In one case, the judge fined Argentina $2,000 per day in 2003 for failing to follow his orders in the litigation. The judge raised the daily fine to $4,000 a day in 2005.
As of June 30, Argentina owed $28,578,743 in the two TIG cases, with $4,000 in sanctions accruing daily.
TIG, a unit of Toronto-based Fairfax Financial Holdings Ltd., said its offers to settle with Argentina over the years went unanswered.
TIG has enlisted the help of the U.S. State Department and New Hampshire’s Congressional delegation. The firm lobbied the Obama administration against foreign aid and loans to Argentina. TIG’s hometown state senator, Lou D’Allesandro, sponsored a bill that would give the state’s Liquor Commission authority to limit the sale of Argentine wine in New Hampshire.
“It has been extremely frustrating trying to engage Argentina in settlement discussions,” the company said in an e-mailed statement. “Argentina does not seem to care about resolving matters amicably.”
The nation’s unpaid claimants include Jorge Moreira, a New York lawyer who argued on behalf of Argentina that sovereign immunity protected it from TIG’s claims.
In a suit against the Argentine government, Moreira claimed Argentina stopped paying him in 2002. Both sides agreed to binding arbitration, in which Moreira won a $286,000 award in 2005.
While the arbitration was proceeding, the government filed a criminal complaint against him in Argentina, alleging he had engaged in fraudulent billing practices, Moreira said.
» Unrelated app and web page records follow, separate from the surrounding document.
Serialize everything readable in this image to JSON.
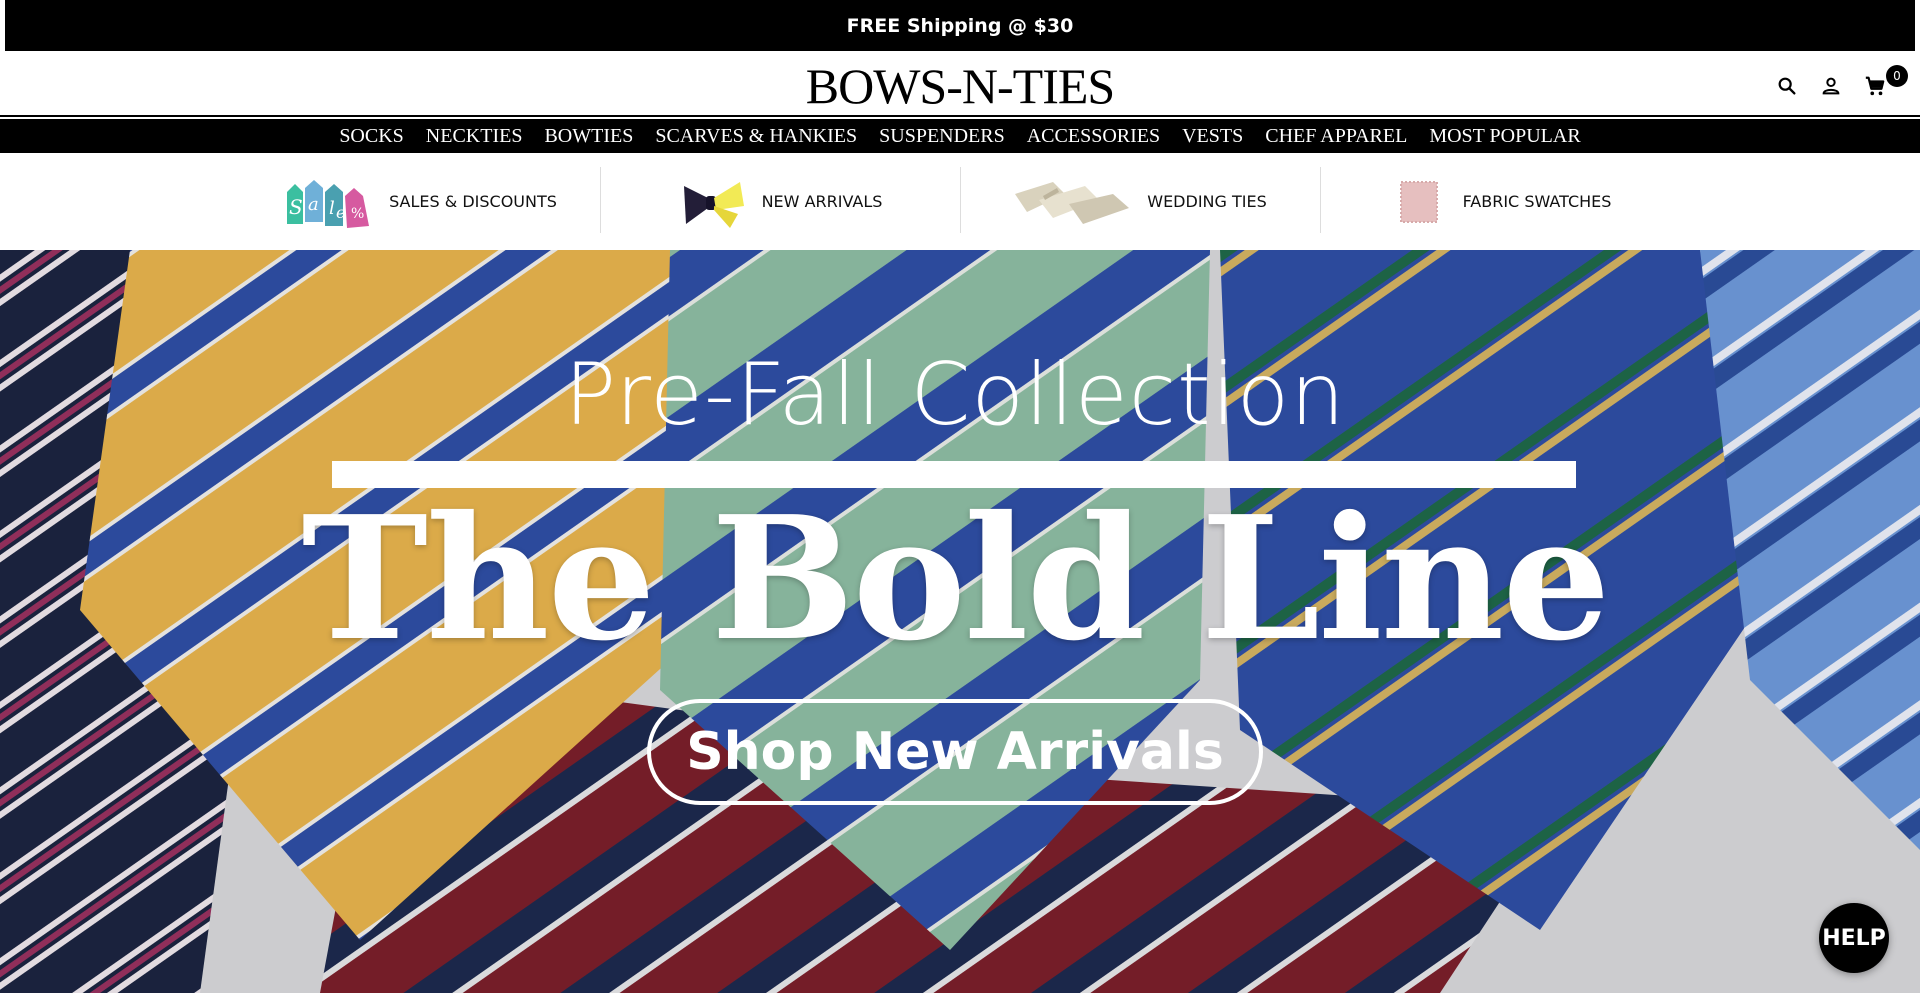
{
  "announcement": {
    "text": "FREE Shipping @ $30"
  },
  "header": {
    "logo": "BOWS-N-TIES",
    "icons": [
      "search-icon",
      "account-icon",
      "cart-icon"
    ],
    "cart_count": "0"
  },
  "nav": {
    "items": [
      "SOCKS",
      "NECKTIES",
      "BOWTIES",
      "SCARVES & HANKIES",
      "SUSPENDERS",
      "ACCESSORIES",
      "VESTS",
      "CHEF APPAREL",
      "MOST POPULAR"
    ]
  },
  "categories": {
    "items": [
      {
        "label": "SALES & DISCOUNTS",
        "icon": "sale-tags-icon",
        "tag_text": "Sale%"
      },
      {
        "label": "NEW ARRIVALS",
        "icon": "bowtie-icon"
      },
      {
        "label": "WEDDING TIES",
        "icon": "wedding-ties-icon"
      },
      {
        "label": "FABRIC SWATCHES",
        "icon": "fabric-swatch-icon"
      }
    ]
  },
  "hero": {
    "subtitle": "Pre-Fall Collection",
    "title": "The Bold Line",
    "cta": "Shop New Arrivals"
  },
  "help": {
    "label": "HELP"
  },
  "colors": {
    "black": "#000000",
    "white": "#ffffff",
    "tie_gold": "#e9b54e",
    "tie_green": "#8fbfa5",
    "tie_blue": "#2f4fa6",
    "tie_navy": "#1c2541",
    "tie_red": "#7c1f2b",
    "tie_sky": "#6f9bdc"
  }
}
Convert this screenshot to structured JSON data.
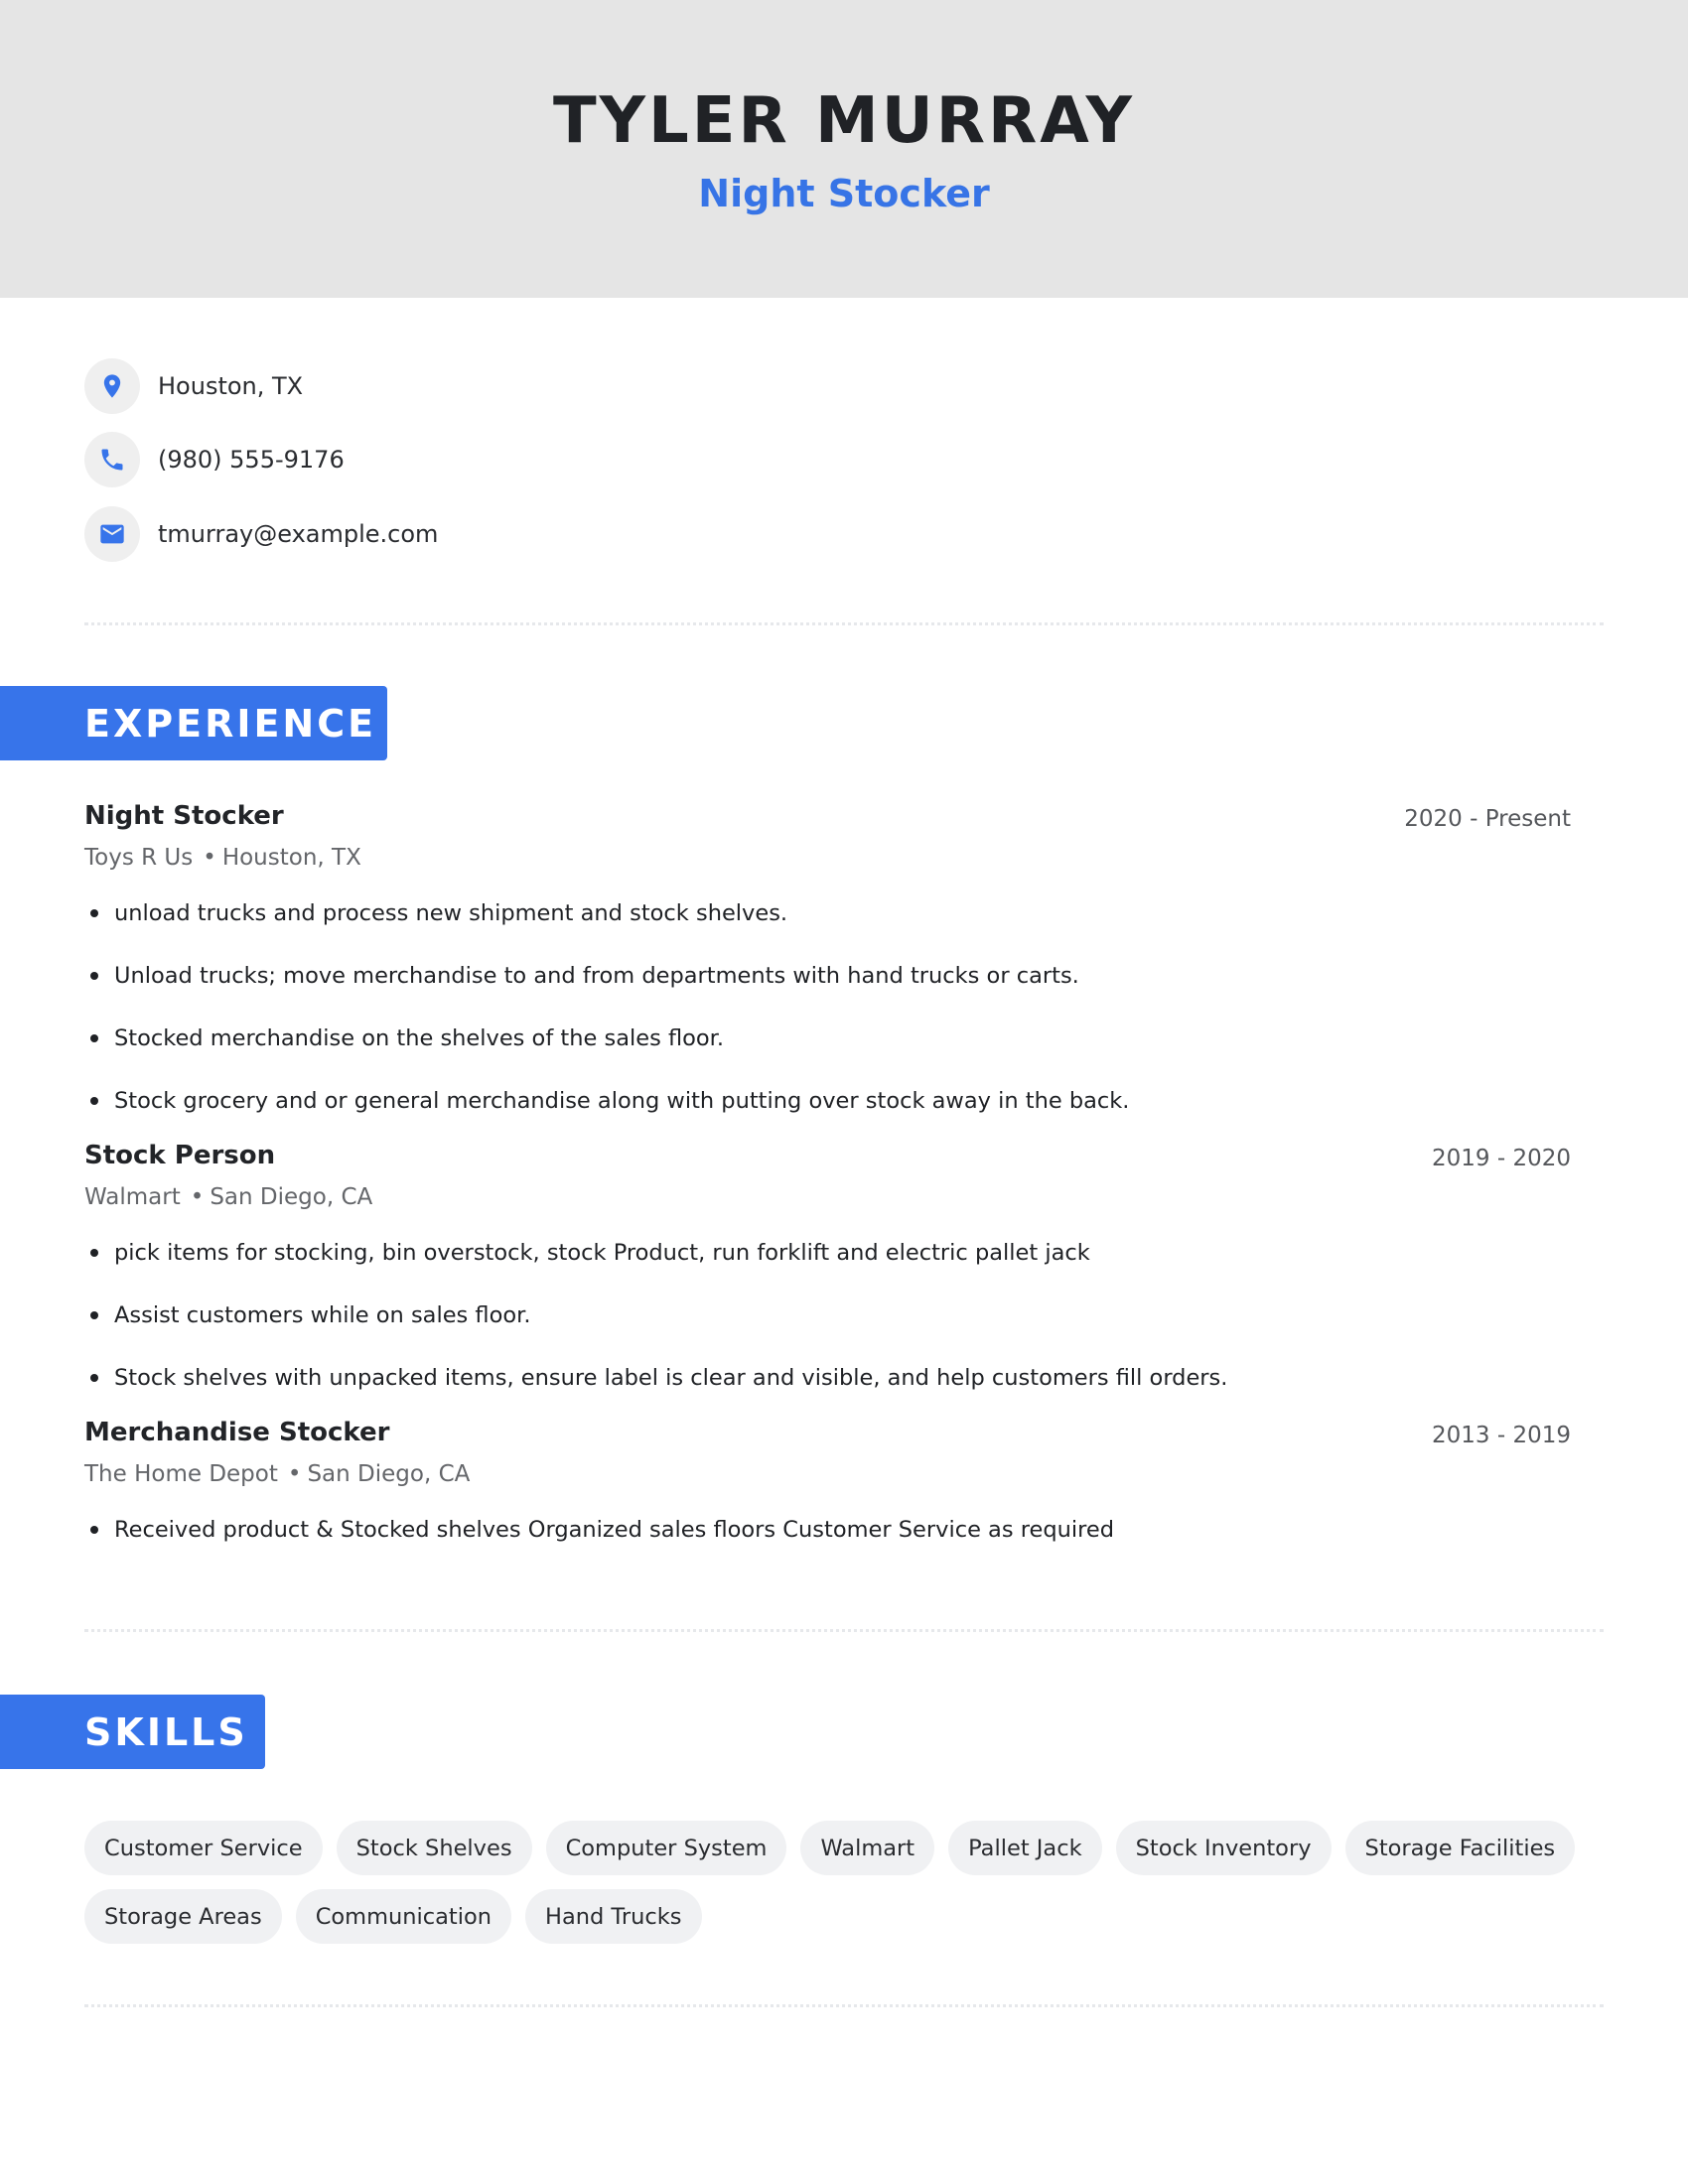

He won and the government appealed, twice, unsuccessfully.
Moreira sued for malicious prosecution in federal court in New York in 2010, seeking reimbursement of the costs of defending himself and related business losses, compensation for his emotional distress and punitive damages.
A judge in New York dismissed Moreira’s case in 2012. The grounds: sovereign immunity. Moreira said in a phone interview that Argentina still owes him legal fees.
“Argentina is not paying anybody,” Moreira said.
The TIG cases are International Insurance Co. v. Caja National de Ahorro y Seguro, 00-cv-02189, 00-cv-06703, U.S. District Court, Northern District of Illinois (Chicago).
The NML case is NML Capital Ltd. v. Republic of Argentina, 08-cv-06978, U.S. District Court, Southern District of New York (Manhattan).